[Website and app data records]
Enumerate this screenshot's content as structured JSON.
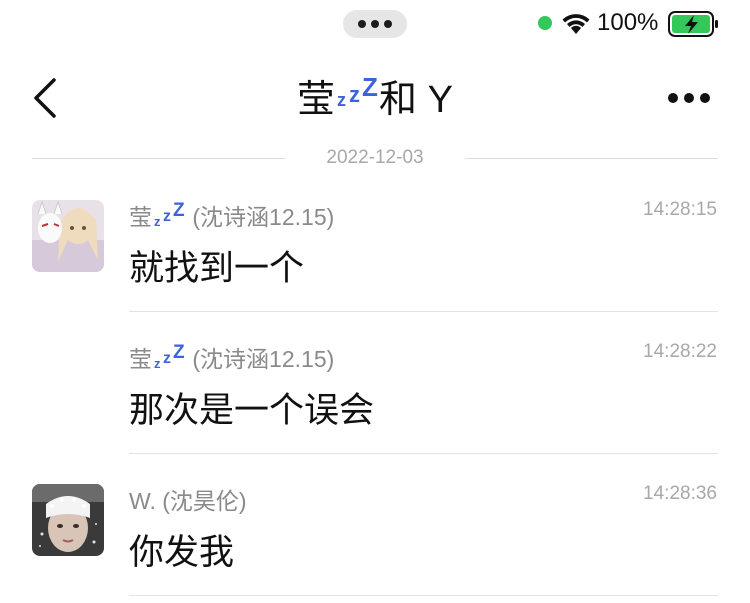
{
  "status_bar": {
    "battery_text": "100%",
    "colors": {
      "green_dot": "#34c759",
      "battery_fill": "#34c759"
    }
  },
  "nav": {
    "title_prefix": "莹",
    "title_zzz": [
      "z",
      "z",
      "Z"
    ],
    "title_suffix": "和 Y",
    "back_icon": "chevron-left-icon",
    "more_icon": "more-dots-icon"
  },
  "date_divider": "2022-12-03",
  "messages": [
    {
      "sender_prefix": "莹",
      "sender_zzz": [
        "z",
        "z",
        "Z"
      ],
      "sender_suffix": "(沈诗涵12.15)",
      "time": "14:28:15",
      "text": "就找到一个",
      "has_avatar": true
    },
    {
      "sender_prefix": "莹",
      "sender_zzz": [
        "z",
        "z",
        "Z"
      ],
      "sender_suffix": "(沈诗涵12.15)",
      "time": "14:28:22",
      "text": "那次是一个误会",
      "has_avatar": false
    },
    {
      "sender_prefix": "W.",
      "sender_suffix": "(沈昊伦)",
      "time": "14:28:36",
      "text": "你发我",
      "has_avatar": true
    }
  ],
  "accent_color": "#3d63d8"
}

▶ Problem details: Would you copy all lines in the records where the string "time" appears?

▶ Reply:
      "time": "14:28:15",
      "time": "14:28:22",
      "time": "14:28:36",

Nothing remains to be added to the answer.